Democracy, Schemocracy?

More than two decades ago I was taught what Democracy meant. I don't remember the exact words but I pretty much recall these phrases - "By the People", "For the people" ... The key word to notice here is "By

So will imposing it from outside, ever work in the Arab world? I have my doubts. It challenges the basic premise behind the philosophy. The process is designed to work when it is selected, respected and followed by the people - on their own terms.

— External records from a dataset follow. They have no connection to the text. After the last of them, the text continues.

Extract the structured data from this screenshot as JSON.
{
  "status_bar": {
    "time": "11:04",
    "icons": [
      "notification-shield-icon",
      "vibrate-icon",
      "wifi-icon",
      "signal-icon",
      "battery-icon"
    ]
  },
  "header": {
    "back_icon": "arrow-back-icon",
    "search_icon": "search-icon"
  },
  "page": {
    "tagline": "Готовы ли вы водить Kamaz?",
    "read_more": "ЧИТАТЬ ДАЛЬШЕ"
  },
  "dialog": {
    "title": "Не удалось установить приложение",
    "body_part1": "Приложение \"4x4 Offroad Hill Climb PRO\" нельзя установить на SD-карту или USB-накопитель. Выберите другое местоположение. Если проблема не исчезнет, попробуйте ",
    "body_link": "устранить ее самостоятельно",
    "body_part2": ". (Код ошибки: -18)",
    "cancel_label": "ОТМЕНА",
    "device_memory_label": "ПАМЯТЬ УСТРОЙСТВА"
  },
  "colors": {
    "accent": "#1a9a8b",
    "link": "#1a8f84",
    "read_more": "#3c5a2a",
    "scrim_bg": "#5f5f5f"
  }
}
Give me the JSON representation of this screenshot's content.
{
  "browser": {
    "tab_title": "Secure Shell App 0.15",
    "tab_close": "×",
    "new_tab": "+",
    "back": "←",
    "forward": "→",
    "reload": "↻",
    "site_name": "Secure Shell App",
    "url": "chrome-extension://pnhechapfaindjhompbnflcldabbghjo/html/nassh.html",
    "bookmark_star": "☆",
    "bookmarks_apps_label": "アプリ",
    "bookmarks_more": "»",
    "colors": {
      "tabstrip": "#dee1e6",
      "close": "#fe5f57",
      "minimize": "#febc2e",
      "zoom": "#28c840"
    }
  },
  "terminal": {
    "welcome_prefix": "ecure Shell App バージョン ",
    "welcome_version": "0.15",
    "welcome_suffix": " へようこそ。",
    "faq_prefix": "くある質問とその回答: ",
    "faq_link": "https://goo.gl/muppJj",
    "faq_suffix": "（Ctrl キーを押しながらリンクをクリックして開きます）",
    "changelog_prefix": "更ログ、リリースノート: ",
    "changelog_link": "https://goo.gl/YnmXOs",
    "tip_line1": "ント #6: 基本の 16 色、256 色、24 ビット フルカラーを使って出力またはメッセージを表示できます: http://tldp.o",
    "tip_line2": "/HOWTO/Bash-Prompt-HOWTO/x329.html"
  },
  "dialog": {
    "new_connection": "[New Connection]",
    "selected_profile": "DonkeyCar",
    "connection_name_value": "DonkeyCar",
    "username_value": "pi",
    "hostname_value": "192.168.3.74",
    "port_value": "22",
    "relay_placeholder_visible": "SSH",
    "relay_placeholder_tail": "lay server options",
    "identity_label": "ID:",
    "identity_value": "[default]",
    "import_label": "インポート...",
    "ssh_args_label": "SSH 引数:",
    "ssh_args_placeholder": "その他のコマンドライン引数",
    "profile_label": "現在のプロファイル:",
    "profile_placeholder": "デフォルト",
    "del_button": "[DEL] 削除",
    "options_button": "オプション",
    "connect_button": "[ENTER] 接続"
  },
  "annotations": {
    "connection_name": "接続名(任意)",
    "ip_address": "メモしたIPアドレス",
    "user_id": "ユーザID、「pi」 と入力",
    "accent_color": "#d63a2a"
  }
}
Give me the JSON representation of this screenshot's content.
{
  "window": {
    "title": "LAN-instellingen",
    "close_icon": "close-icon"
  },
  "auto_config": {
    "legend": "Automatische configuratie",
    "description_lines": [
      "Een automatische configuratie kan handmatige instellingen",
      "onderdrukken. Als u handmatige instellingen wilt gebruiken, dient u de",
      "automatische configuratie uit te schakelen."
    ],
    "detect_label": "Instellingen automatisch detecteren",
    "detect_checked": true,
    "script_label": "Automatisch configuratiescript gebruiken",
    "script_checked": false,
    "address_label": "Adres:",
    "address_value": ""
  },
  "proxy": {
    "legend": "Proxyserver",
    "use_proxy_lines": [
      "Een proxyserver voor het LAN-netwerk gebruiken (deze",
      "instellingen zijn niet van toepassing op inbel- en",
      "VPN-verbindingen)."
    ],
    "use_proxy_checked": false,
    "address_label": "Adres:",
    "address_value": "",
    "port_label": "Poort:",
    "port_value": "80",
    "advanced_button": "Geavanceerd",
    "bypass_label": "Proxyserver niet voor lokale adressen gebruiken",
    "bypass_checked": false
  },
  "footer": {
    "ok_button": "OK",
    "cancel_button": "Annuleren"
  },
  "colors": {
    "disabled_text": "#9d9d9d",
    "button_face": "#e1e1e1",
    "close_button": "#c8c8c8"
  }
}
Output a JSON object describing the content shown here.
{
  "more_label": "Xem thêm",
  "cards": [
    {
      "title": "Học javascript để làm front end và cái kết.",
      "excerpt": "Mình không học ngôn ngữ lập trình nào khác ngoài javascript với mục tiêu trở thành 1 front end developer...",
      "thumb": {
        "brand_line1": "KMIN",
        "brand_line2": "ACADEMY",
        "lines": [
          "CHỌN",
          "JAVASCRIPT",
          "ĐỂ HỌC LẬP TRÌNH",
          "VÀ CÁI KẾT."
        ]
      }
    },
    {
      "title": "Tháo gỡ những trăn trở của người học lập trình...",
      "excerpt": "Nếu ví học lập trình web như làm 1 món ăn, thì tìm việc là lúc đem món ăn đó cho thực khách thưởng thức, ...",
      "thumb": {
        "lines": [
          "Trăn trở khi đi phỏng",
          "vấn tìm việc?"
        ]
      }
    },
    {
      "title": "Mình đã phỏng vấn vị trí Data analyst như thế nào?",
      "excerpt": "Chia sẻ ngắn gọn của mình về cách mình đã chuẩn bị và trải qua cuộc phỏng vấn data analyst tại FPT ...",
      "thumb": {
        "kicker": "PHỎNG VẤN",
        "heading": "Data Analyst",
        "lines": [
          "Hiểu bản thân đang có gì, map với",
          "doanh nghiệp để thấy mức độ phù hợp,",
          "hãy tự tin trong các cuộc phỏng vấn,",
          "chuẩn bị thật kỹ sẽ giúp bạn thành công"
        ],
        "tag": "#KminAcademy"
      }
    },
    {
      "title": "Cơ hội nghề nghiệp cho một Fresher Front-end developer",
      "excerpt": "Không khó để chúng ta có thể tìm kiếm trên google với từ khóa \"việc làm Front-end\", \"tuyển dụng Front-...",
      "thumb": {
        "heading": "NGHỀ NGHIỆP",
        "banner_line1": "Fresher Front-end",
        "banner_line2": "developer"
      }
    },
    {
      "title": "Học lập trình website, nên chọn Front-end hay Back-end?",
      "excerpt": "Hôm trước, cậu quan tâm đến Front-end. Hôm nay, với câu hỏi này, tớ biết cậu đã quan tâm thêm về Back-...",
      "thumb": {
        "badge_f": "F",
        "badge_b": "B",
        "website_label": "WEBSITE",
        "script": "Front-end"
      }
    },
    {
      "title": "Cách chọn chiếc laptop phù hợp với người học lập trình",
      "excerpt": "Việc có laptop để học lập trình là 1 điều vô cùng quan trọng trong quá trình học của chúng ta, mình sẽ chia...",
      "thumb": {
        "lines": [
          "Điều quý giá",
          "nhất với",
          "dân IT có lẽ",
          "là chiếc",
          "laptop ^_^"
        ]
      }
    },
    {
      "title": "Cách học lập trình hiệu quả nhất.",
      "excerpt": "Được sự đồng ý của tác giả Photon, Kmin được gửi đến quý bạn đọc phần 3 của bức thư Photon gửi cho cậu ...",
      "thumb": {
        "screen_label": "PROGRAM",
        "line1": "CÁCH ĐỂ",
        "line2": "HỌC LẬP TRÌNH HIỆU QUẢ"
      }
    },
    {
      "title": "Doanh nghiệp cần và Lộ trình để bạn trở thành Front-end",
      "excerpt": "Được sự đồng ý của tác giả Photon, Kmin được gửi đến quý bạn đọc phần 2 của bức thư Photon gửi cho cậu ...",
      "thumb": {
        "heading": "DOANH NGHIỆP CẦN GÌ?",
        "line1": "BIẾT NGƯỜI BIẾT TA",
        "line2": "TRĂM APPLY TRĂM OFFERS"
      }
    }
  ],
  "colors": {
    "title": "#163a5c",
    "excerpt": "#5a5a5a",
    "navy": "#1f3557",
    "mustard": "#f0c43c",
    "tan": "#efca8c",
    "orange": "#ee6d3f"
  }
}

For democracy to be meaningful it needs to be inspired by the local cultural, political and economic practices

Imagine this: A responsible neighbor comes to my house.. sets up the TV, fridge, elects me a Mom and a Dad, gives me a brother, teaches me to respect the younger siblings (minorities) in a way that is acceptable to the neighborhood, convinces some of the family members on his principles (that may not be present in my book of virtues) ... also promises me to give me money on a frequent basis to start off my family "progress" (that I promise not to squander on getting intoxicated and other good things in life) ... and blah blah blah... 

I'd say that person is nice, but something tells me it won't work. I am not going into the debate of who deserves what, but it can only grow slowly when the people want it. Democracy is an organic process not a computer program. It can't just be installed!


  1. Anonymous15.3.11

    True. I agree a 93 percent. Democracy is indeed a very elevated theory and to succeed in practice it needs to go through an organized evolution into it, not just a simple revolution. Anarchy and the "D" word to justify it is effective bringing down the house but falls way short of building a healthy one again. The world will tell you "Are you blind? Can't you see it is the People?" What,really?? A country of 83 million is apparently well-represented by a mob of 5 million (Democracy???!!!?!!) as long as they are skillfully pelting plenty of stones and some getting killed in the process by the unfair and tyrannous efforts of law and order by the elected villains of the govt. And they are still protesting. Against whom? Themselves? I think the people do not know what the rest of the world imagines them to be doing. People would hold on to any buzz word that will get them external support and sympathy. But what after? It's your country the effort is a thousand times greater when it comes to building. Did anyone think about that? I think the majority is really passive or more carefully planning. The vocal ones end up as the so-called 'People' visible to the World who does not any better beyond protesting. That was Egypt, may they protest in peace. And by the way, it seems everybody knew Mubarak was such a villain all the while but NO ONE told me that. Why not? In fact I was told quite the opposite all these years - by the UN, USA, Arabs, Eastern, Western, Arabic, Israeli Media. Was it only a scheme against me that I have been deprived of this dark wisdom? Or is it that I am the biggest ignorant on Earth?

    And I can't even start talking about Libya... maybe another time, in another vain babble. But who is listening anyways.

    kintu Haal Chhedona Bondhu...

  2. Boy this has to be the biggest and the most passionate comment I have seen on my posts. Thank you for that :)

    But coming back to the purpose of democracy. Lets drop India for a moment. Israel has been holding the D burden in the Arab world for some time now. They have also been a US ally for a long time. Has it worked for them? I guess in a lot of ways it has. I don't know if they exemplify the democratic process (citizenship, border disputes...) but they sure have some great economics to boast of. It really matters if a country has a fair system of selection. The stress here is on "system". What you do with the system - is anybody's game.

    We (and a lot of other countries) have a "garbage in, garbage out" system as far as the political system is concerned. But then it is not true that we have a poor voter turnout all across the country. We have a decent voter turnout in villages and low in cities and together it comes to around 55-60%. Now if you wanted to win.. whom would you target? Also to win in that demographic what kind of qualifications do you think the political leaders will have to have? We can balance it a little by voting more in the cities.. but the majority will always win. And "we" are not in majority brother.

    Yes, even I didn't pay too much attention to Egypt's leader until recently. Mostly because he is not the only one and it doesn't affect me more than a data point in the hobby I have (for collecting political junk). One of my friends who happens to share this hobby has commented something similar on my Facebook wall with regards to this post. I think you both will like each other's company in shooting the breeze. Check out my FB Wall :)

    Love your thoughts... keep commenting!